At FSU, high school students are discovering the physics of fun

FSU will welcome students’ parents and family members during its annual Family Weekend on Friday, Sept. 27 and Saturday, Sept. 28.
FSU will welcome students’ parents and family members during its annual Family Weekend on Friday, Sept. 27 and Saturday, Sept. 28.

Not all young people sleep late and lie around in their pajamas watching cartoons on Saturday mornings. At Florida State University, a number of them are finding that learning about physics—yes, physics—can be an even more enjoyable activity.

This fall, several dozen local high school students are rolling out of bed on eight consecutive Saturday mornings in order to attend scientific lectures and demonstrations provided by faculty members from the university’s physics department as part of its "Saturday Morning Physics" outreach program. The students are finding that science plays an important role in everyday life—and that it can be pretty entertaining as well.

"We try to show young people that the study of physics is important, it’s fun, and it can be of great benefit to them in their future endeavors," said Alexander Volya, an assistant professor of physics at FSU who directs Saturday Morning Physics. "If we can make them laugh in the process, then maybe later on they will be more inclined to consider studying the sciences in college—and even pursuing a career in the field."

Since 1983, the physics department has offered the program each fall to thousands of area high school juniors and seniors, many of whom are able to receive extra credit in their science classes for attending the FSU demonstrations. However, the program isn’t limited just to high school students.

"Quite often, the parents like to sit in, and they bring the younger siblings as well," Volya said. "Anyone from the community is welcome to attend, free of charge. They don’t even need to register—they can just walk in at 9:30 a.m. and take a seat."

So far this fall, the topics discussed during Saturday Morning Physics lectures have included "Physics of Waves," which provided spectacular demonstrations of the properties of waves; "Physics of Sports," which took a look at the amazing forces at work in athletic events; and "From Electrons to Quarks," which showed exactly what we’re all really made of.

The remaining presentations for this fall are as follows:

  • Oct. 21: "Physics on the Web"—The Web is a fantastic place to learn physics; find out how and why.
  • Oct. 28: "Exotic Materials"—A multimedia lecture exploring semiconductors and other exotic materials.
  • Nov. 4: "The Science and Technology of Magnets"—Visit the National High Magnetic Field Laboratory (1800 E. Paul Dirac Drive, Innovation Park) and learn about magnet research and future applications in our society. A map of Innovation Park can be viewed at
  • Nov. 11: "Nuclei, Neutron Stars and Black Holes"—Enter the extraordinary world of superdense matter.
  • Nov. 18: "Astronomy in the New Millennium"—Every day brings a new discovery in astronomy; sample the greatest. (A free FSU Planetarium show is included.)

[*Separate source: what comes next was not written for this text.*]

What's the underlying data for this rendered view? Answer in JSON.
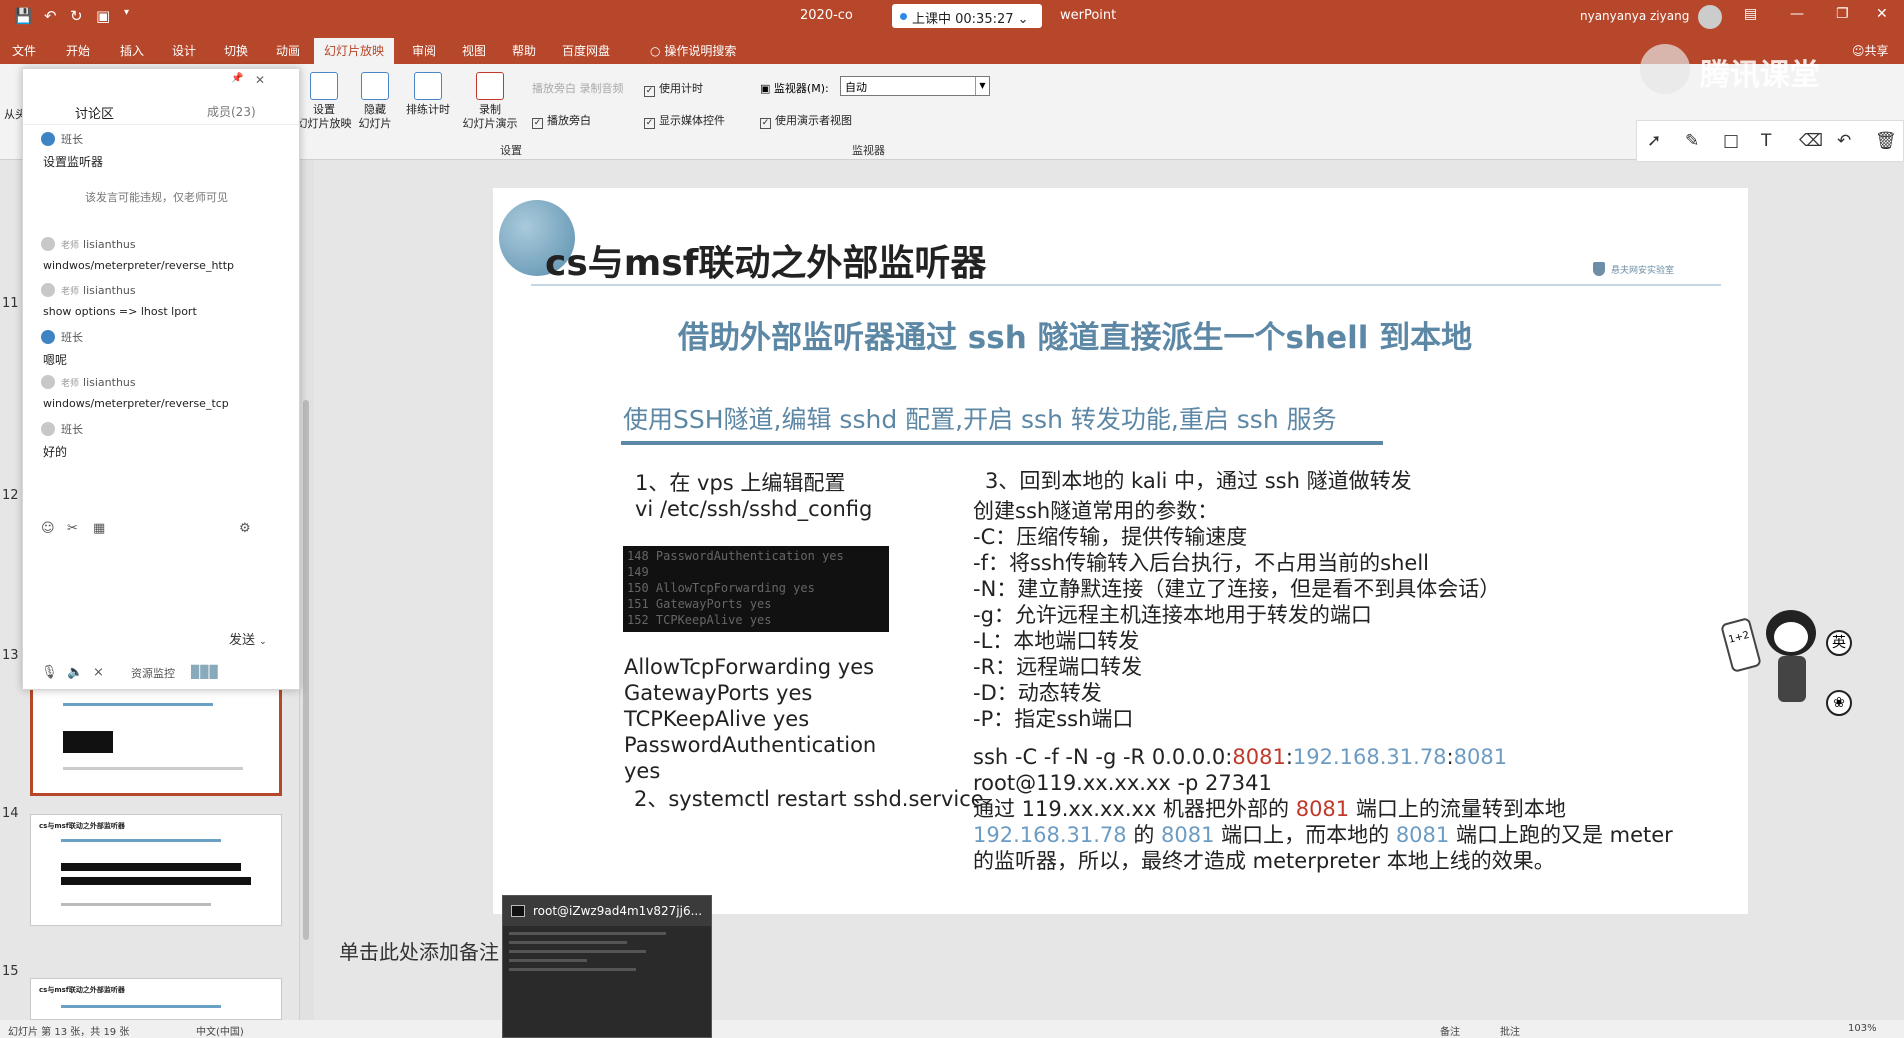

Except where noted, each Saturday Morning Physics event is held in the large lecture hall (Room 101) in the Richards Undergraduate Physics Laboratory, located near the intersection of Palmetto Drive and Chieftan Way on the western end of the FSU campus. (See the map at

All told, more than a dozen faculty members from the FSU physics department donate their time in putting on the lectures, as well as serving complimentary doughnuts and juice during intermission.

"We’re all happy to take part in the program," Volya said. "This is a wonderful way of reaching out to young people and showing them that a wonderful career in the sciences may await them."